→ Data to process
####################

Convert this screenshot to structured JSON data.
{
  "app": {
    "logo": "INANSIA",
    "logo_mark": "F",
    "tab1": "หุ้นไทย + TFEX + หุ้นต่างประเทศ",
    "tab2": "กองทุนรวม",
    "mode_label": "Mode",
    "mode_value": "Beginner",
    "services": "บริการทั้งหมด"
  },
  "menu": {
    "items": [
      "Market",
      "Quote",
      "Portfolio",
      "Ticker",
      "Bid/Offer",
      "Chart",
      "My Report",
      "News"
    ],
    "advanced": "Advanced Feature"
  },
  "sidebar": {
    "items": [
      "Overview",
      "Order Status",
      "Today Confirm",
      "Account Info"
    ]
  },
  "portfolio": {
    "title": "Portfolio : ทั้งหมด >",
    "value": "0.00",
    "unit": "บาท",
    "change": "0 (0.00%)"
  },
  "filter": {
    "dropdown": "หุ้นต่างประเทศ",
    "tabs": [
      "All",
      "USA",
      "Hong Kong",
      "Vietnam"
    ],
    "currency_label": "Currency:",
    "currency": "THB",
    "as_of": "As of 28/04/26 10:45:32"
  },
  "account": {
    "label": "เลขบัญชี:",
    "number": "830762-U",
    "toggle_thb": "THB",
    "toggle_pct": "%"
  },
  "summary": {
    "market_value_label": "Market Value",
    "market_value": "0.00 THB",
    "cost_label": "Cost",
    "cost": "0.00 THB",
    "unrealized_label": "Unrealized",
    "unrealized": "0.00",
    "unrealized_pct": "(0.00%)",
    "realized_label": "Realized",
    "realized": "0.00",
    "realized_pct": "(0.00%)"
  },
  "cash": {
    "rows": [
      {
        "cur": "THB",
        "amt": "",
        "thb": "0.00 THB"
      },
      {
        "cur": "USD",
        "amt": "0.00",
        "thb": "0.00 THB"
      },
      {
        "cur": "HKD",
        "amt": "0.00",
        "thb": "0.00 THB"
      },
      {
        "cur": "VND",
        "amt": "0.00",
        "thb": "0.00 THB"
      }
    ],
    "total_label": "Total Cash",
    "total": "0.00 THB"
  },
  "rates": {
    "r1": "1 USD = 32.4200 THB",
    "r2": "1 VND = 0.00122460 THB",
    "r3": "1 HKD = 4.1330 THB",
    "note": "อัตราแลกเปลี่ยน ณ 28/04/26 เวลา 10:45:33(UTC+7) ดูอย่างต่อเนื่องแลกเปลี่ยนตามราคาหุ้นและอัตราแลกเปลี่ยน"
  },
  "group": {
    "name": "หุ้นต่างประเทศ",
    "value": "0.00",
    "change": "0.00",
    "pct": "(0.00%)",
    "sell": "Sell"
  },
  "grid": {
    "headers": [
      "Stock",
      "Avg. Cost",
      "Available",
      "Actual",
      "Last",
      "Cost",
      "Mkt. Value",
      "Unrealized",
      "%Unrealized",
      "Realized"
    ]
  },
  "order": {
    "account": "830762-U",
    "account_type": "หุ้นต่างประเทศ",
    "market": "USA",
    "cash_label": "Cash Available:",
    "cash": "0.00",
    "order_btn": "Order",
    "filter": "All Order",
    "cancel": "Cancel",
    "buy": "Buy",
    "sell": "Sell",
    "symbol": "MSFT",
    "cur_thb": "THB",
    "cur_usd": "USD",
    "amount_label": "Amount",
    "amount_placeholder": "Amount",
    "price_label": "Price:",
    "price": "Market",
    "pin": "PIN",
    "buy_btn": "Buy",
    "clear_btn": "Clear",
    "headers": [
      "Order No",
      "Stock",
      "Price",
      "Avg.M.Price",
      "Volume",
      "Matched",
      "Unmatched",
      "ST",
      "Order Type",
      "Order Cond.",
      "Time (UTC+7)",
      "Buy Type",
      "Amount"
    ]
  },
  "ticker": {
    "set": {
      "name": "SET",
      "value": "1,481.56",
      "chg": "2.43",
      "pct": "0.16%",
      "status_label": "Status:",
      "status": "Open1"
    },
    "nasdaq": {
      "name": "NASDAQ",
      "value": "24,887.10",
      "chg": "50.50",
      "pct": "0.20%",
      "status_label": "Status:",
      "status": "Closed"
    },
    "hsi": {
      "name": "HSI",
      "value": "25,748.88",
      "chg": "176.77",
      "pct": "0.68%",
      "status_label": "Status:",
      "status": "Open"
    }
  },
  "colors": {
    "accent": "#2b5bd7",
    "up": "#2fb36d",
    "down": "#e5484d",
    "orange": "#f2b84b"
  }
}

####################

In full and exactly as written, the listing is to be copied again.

Convert this screenshot to structured JSON data.
{
  "app": {
    "logo": "INANSIA",
    "logo_mark": "F",
    "tab1": "หุ้นไทย + TFEX + หุ้นต่างประเทศ",
    "tab2": "กองทุนรวม",
    "mode_label": "Mode",
    "mode_value": "Beginner",
    "services": "บริการทั้งหมด"
  },
  "menu": {
    "items": [
      "Market",
      "Quote",
      "Portfolio",
      "Ticker",
      "Bid/Offer",
      "Chart",
      "My Report",
      "News"
    ],
    "advanced": "Advanced Feature"
  },
  "sidebar": {
    "items": [
      "Overview",
      "Order Status",
      "Today Confirm",
      "Account Info"
    ]
  },
  "portfolio": {
    "title": "Portfolio : ทั้งหมด >",
    "value": "0.00",
    "unit": "บาท",
    "change": "0 (0.00%)"
  },
  "filter": {
    "dropdown": "หุ้นต่างประเทศ",
    "tabs": [
      "All",
      "USA",
      "Hong Kong",
      "Vietnam"
    ],
    "currency_label": "Currency:",
    "currency": "THB",
    "as_of": "As of 28/04/26 10:45:32"
  },
  "account": {
    "label": "เลขบัญชี:",
    "number": "830762-U",
    "toggle_thb": "THB",
    "toggle_pct": "%"
  },
  "summary": {
    "market_value_label": "Market Value",
    "market_value": "0.00 THB",
    "cost_label": "Cost",
    "cost": "0.00 THB",
    "unrealized_label": "Unrealized",
    "unrealized": "0.00",
    "unrealized_pct": "(0.00%)",
    "realized_label": "Realized",
    "realized": "0.00",
    "realized_pct": "(0.00%)"
  },
  "cash": {
    "rows": [
      {
        "cur": "THB",
        "amt": "",
        "thb": "0.00 THB"
      },
      {
        "cur": "USD",
        "amt": "0.00",
        "thb": "0.00 THB"
      },
      {
        "cur": "HKD",
        "amt": "0.00",
        "thb": "0.00 THB"
      },
      {
        "cur": "VND",
        "amt": "0.00",
        "thb": "0.00 THB"
      }
    ],
    "total_label": "Total Cash",
    "total": "0.00 THB"
  },
  "rates": {
    "r1": "1 USD = 32.4200 THB",
    "r2": "1 VND = 0.00122460 THB",
    "r3": "1 HKD = 4.1330 THB",
    "note": "อัตราแลกเปลี่ยน ณ 28/04/26 เวลา 10:45:33(UTC+7) ดูอย่างต่อเนื่องแลกเปลี่ยนตามราคาหุ้นและอัตราแลกเปลี่ยน"
  },
  "group": {
    "name": "หุ้นต่างประเทศ",
    "value": "0.00",
    "change": "0.00",
    "pct": "(0.00%)",
    "sell": "Sell"
  },
  "grid": {
    "headers": [
      "Stock",
      "Avg. Cost",
      "Available",
      "Actual",
      "Last",
      "Cost",
      "Mkt. Value",
      "Unrealized",
      "%Unrealized",
      "Realized"
    ]
  },
  "order": {
    "account": "830762-U",
    "account_type": "หุ้นต่างประเทศ",
    "market": "USA",
    "cash_label": "Cash Available:",
    "cash": "0.00",
    "order_btn": "Order",
    "filter": "All Order",
    "cancel": "Cancel",
    "buy": "Buy",
    "sell": "Sell",
    "symbol": "MSFT",
    "cur_thb": "THB",
    "cur_usd": "USD",
    "amount_label": "Amount",
    "amount_placeholder": "Amount",
    "price_label": "Price:",
    "price": "Market",
    "pin": "PIN",
    "buy_btn": "Buy",
    "clear_btn": "Clear",
    "headers": [
      "Order No",
      "Stock",
      "Price",
      "Avg.M.Price",
      "Volume",
      "Matched",
      "Unmatched",
      "ST",
      "Order Type",
      "Order Cond.",
      "Time (UTC+7)",
      "Buy Type",
      "Amount"
    ]
  },
  "ticker": {
    "set": {
      "name": "SET",
      "value": "1,481.56",
      "chg": "2.43",
      "pct": "0.16%",
      "status_label": "Status:",
      "status": "Open1"
    },
    "nasdaq": {
      "name": "NASDAQ",
      "value": "24,887.10",
      "chg": "50.50",
      "pct": "0.20%",
      "status_label": "Status:",
      "status": "Closed"
    },
    "hsi": {
      "name": "HSI",
      "value": "25,748.88",
      "chg": "176.77",
      "pct": "0.68%",
      "status_label": "Status:",
      "status": "Open"
    }
  },
  "colors": {
    "accent": "#2b5bd7",
    "up": "#2fb36d",
    "down": "#e5484d",
    "orange": "#f2b84b"
  }
}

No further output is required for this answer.